WASHINGTON — Signs are emerging that the U.S. housing market's long slump is likely to fester through the summer, and the real estate market might not recover for at least another year.

The latest report, the National Association of Realtors' pending home sales index, slipped 4.7 percent in May to the third-lowest reading on record. The decline "suggests we are not out of the woods by any means," said Lawrence Yun, chief economist for the trade group.

The bad news came as the regulator for Fannie Mae and Freddie Mac tried to reassure investors that an accounting rule change wouldn't force the government-chartered mortgage finance companies to raise tens of billions of dollars in capital to offset losses.

With more negative data about the housing market continuing to emerge as the economy weakens and job losses accelerate, economists are reluctant to say the worst is over.

"Even if housing market activity does manage to bottom out later this year, it is likely that any recovery would be exceedingly slow," Jeffrey Lacker, president of the Federal Reserve Bank of Richmond, said in a speech in Washington.

While home sales are likely to fall to their lowest point late this year or early next year, any recovery is likely to be weak through at least 2010, said Mark Vitner, senior economist with Wachovia Corp.

Meanwhile, prices shouldn't hit bottom for another year at the earliest, Vitner said, since the housing market is glutted with unsold new homes and foreclosed properties.

Making matters worse, rates on 30-year mortgages have been above 6 percent since late May, leading to a steep decline in new applications.

The NAR's seasonally adjusted index of pending sales for existing homes fell 4.7 percent to 84.7 from an upwardly revised April reading of 88.9. The index was down 14 percent from May 2007. Sales are considered pending when the seller has accepted an offer but the deal has not closed. Wall Street economists surveyed by Thomson/IFR had predicted a reading of 87.

The index, which sank to a record low of 83 in March, stood at 98.5 in May 2007. A reading of 100 is equal to the average level of sales activity in 2001, when the index was started.

Pending sales fell around the U.S., sinking the most in the South and the least in the West.

Despite the negative numbers, "the worst of the hemorrhaging is behind us" and a modest recovery is likely to take shape next year, said Bernard Baumohl, managing director of Economic Outlook Group.

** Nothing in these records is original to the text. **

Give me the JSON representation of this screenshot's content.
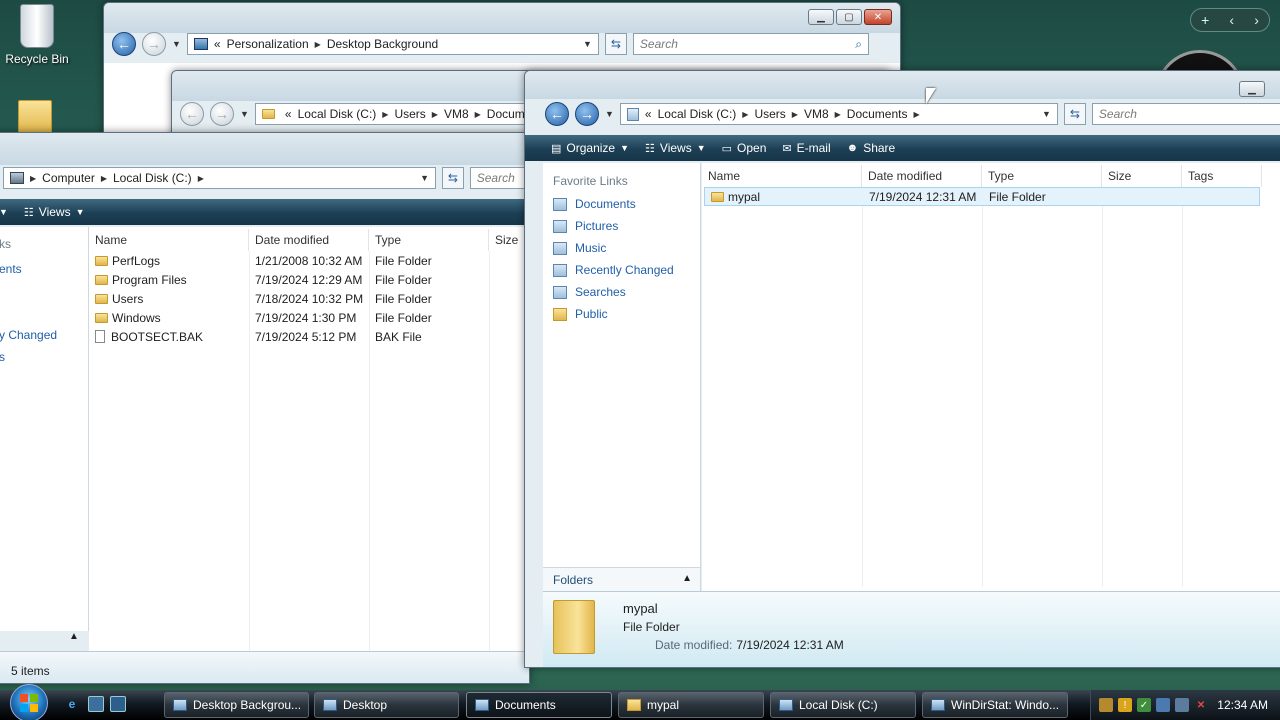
{
  "desktop": {
    "recycle_bin_label": "Recycle Bin"
  },
  "win_personalization": {
    "address": [
      "Personalization",
      "Desktop Background"
    ],
    "search_placeholder": "Search"
  },
  "win_users_behind": {
    "address": [
      "Local Disk (C:)",
      "Users",
      "VM8",
      "Docum"
    ]
  },
  "win_localdisk": {
    "address": [
      "Computer",
      "Local Disk (C:)"
    ],
    "search_placeholder": "Search",
    "toolbar_views": "Views",
    "columns": [
      "Name",
      "Date modified",
      "Type",
      "Size"
    ],
    "rows": [
      {
        "name": "PerfLogs",
        "date": "1/21/2008 10:32 AM",
        "type": "File Folder",
        "kind": "folder"
      },
      {
        "name": "Program Files",
        "date": "7/19/2024 12:29 AM",
        "type": "File Folder",
        "kind": "folder"
      },
      {
        "name": "Users",
        "date": "7/18/2024 10:32 PM",
        "type": "File Folder",
        "kind": "folder"
      },
      {
        "name": "Windows",
        "date": "7/19/2024 1:30 PM",
        "type": "File Folder",
        "kind": "folder"
      },
      {
        "name": "BOOTSECT.BAK",
        "date": "7/19/2024 5:12 PM",
        "type": "BAK File",
        "kind": "file"
      }
    ],
    "left_links_partial": [
      "ks",
      "ents",
      "y Changed",
      "s"
    ],
    "status_items": "5 items"
  },
  "win_documents": {
    "address": [
      "Local Disk (C:)",
      "Users",
      "VM8",
      "Documents"
    ],
    "search_placeholder": "Search",
    "toolbar": {
      "organize": "Organize",
      "views": "Views",
      "open": "Open",
      "email": "E-mail",
      "share": "Share"
    },
    "favorite_links_title": "Favorite Links",
    "favorite_links": [
      "Documents",
      "Pictures",
      "Music",
      "Recently Changed",
      "Searches",
      "Public"
    ],
    "folders_label": "Folders",
    "columns": [
      "Name",
      "Date modified",
      "Type",
      "Size",
      "Tags"
    ],
    "rows": [
      {
        "name": "mypal",
        "date": "7/19/2024 12:31 AM",
        "type": "File Folder"
      }
    ],
    "details": {
      "name": "mypal",
      "type": "File Folder",
      "date_label": "Date modified:",
      "date_value": "7/19/2024 12:31 AM"
    }
  },
  "taskbar": {
    "tasks": [
      {
        "label": "Desktop Backgrou...",
        "icon": "control-panel-icon"
      },
      {
        "label": "Desktop",
        "icon": "desktop-icon"
      },
      {
        "label": "Documents",
        "icon": "documents-icon",
        "active": true
      },
      {
        "label": "mypal",
        "icon": "folder-icon"
      },
      {
        "label": "Local Disk (C:)",
        "icon": "drive-icon"
      },
      {
        "label": "WinDirStat: Windo...",
        "icon": "windirstat-icon"
      }
    ],
    "clock": "12:34 AM"
  }
}
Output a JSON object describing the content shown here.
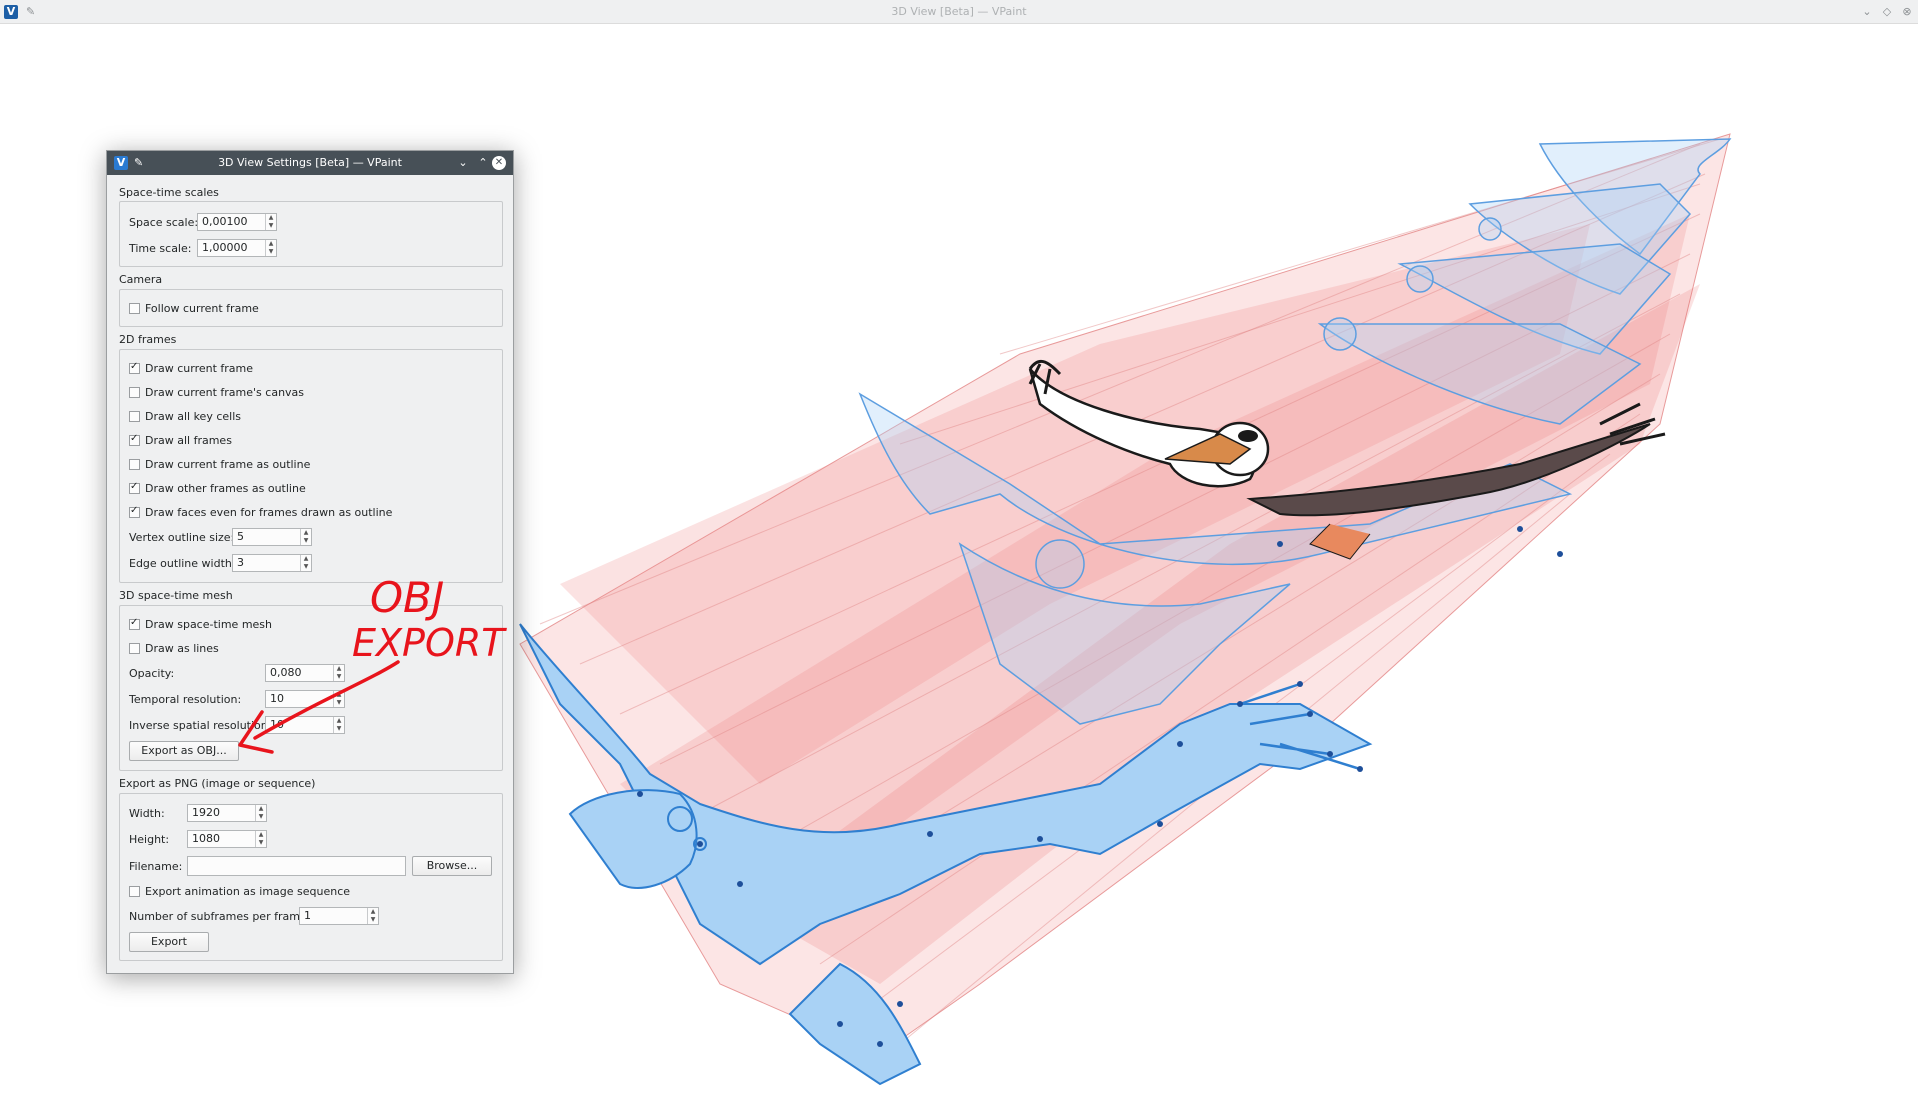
{
  "main_window": {
    "title": "3D View [Beta] — VPaint",
    "app_icon": "V"
  },
  "dialog": {
    "title": "3D View Settings [Beta] — VPaint",
    "app_icon": "V",
    "space_time_scales": {
      "title": "Space-time scales",
      "space_scale_label": "Space scale:",
      "space_scale_value": "0,00100",
      "time_scale_label": "Time scale:",
      "time_scale_value": "1,00000"
    },
    "camera": {
      "title": "Camera",
      "follow_current_frame": {
        "label": "Follow current frame",
        "checked": false
      }
    },
    "frames_2d": {
      "title": "2D frames",
      "checkboxes": [
        {
          "label": "Draw current frame",
          "checked": true
        },
        {
          "label": "Draw current frame's canvas",
          "checked": false
        },
        {
          "label": "Draw all key cells",
          "checked": false
        },
        {
          "label": "Draw all frames",
          "checked": true
        },
        {
          "label": "Draw current frame as outline",
          "checked": false
        },
        {
          "label": "Draw other frames as outline",
          "checked": true
        },
        {
          "label": "Draw faces even for frames drawn as outline",
          "checked": true
        }
      ],
      "vertex_outline_size_label": "Vertex outline size:",
      "vertex_outline_size_value": "5",
      "edge_outline_width_label": "Edge outline width:",
      "edge_outline_width_value": "3"
    },
    "mesh_3d": {
      "title": "3D space-time mesh",
      "draw_mesh": {
        "label": "Draw space-time mesh",
        "checked": true
      },
      "draw_as_lines": {
        "label": "Draw as lines",
        "checked": false
      },
      "opacity_label": "Opacity:",
      "opacity_value": "0,080",
      "temporal_resolution_label": "Temporal resolution:",
      "temporal_resolution_value": "10",
      "inverse_spatial_resolution_label": "Inverse spatial resolution:",
      "inverse_spatial_resolution_value": "10",
      "export_obj_label": "Export as OBJ..."
    },
    "export_png": {
      "title": "Export as PNG (image or sequence)",
      "width_label": "Width:",
      "width_value": "1920",
      "height_label": "Height:",
      "height_value": "1080",
      "filename_label": "Filename:",
      "filename_value": "",
      "browse_label": "Browse...",
      "export_sequence": {
        "label": "Export animation as image sequence",
        "checked": false
      },
      "subframes_label": "Number of subframes per frame:",
      "subframes_value": "1",
      "export_label": "Export"
    }
  },
  "annotation": {
    "line1": "OBJ",
    "line2": "EXPORT",
    "color": "#e8141c"
  },
  "colors": {
    "mesh_red": "#f08080",
    "frame_blue": "#a9d2f5",
    "frame_stroke": "#2f7fd0"
  }
}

Homeowners shouldn't get too excited, though, as Baumohl predicted median prices will post year-over-year gains of no more than 6 percent by next year.

By the NAR measurement, prices nationwide were down 6.3 percent in May, falling faster in big cities. The Standard & Poor's/Case-Shiller home price index of 20 cities fell by 15.3 percent in April compared with a year before, dropping prices to their lowest levels since August 2004.

Meanwhile, shares of Fannie Mae, officially Federal National Mortgage Corp., and Freddie Mac, or Federal Home Loan Mortgage Corp., stabilized Tuesday, a day after plunging to early 1990s levels on worries they might need billions of dollars in new capital if a new accounting rule is put into effect.

Fannie Mae shares rose $1.88, or 11.9 percent, to $17.62 Tuesday, a day after plunging more than 16 percent. Freddie Mac shares rose $1.55, or 13 percent, to $13.46 after sliding nearly 18 percent on Monday.

Although the government is widely expected to stand behind Fannie and Freddie's debt should the companies be unable to meet their obligations, shareholders' interests are not protected.

"The shareholders are the ones who are at huge risk here ... they could potentially get wiped out," said Nigel Gault, chief U.S. economist at Global Insight.

Highlighting those risks, shares of mortgage lender IndyMac Bancorp Inc. plummeted to an all-time low of 34 cents Tuesday morning before recovering slightly. On Monday, the mortgage lender said it stopped accepting new loan submissions in its main mortgage lending divisions and plans to slash more than half its work force.

As the housing market and broader economy continue to sag, Senate lawmakers appeared on track to approve, possibly by the end of the week, a rescue plan designed to save hundreds of thousands of homeowners from foreclosure.

But it was uncertain whether lawmakers would reach a deal with the White House, which is balking at key portions of the bill, particularly $3.9 billion included for buying and fixing up foreclosed properties. Democrats argue the money is key to preventing neighborhood blight, but most Republicans call it a bailout for lenders who helped cause the mortgage mess.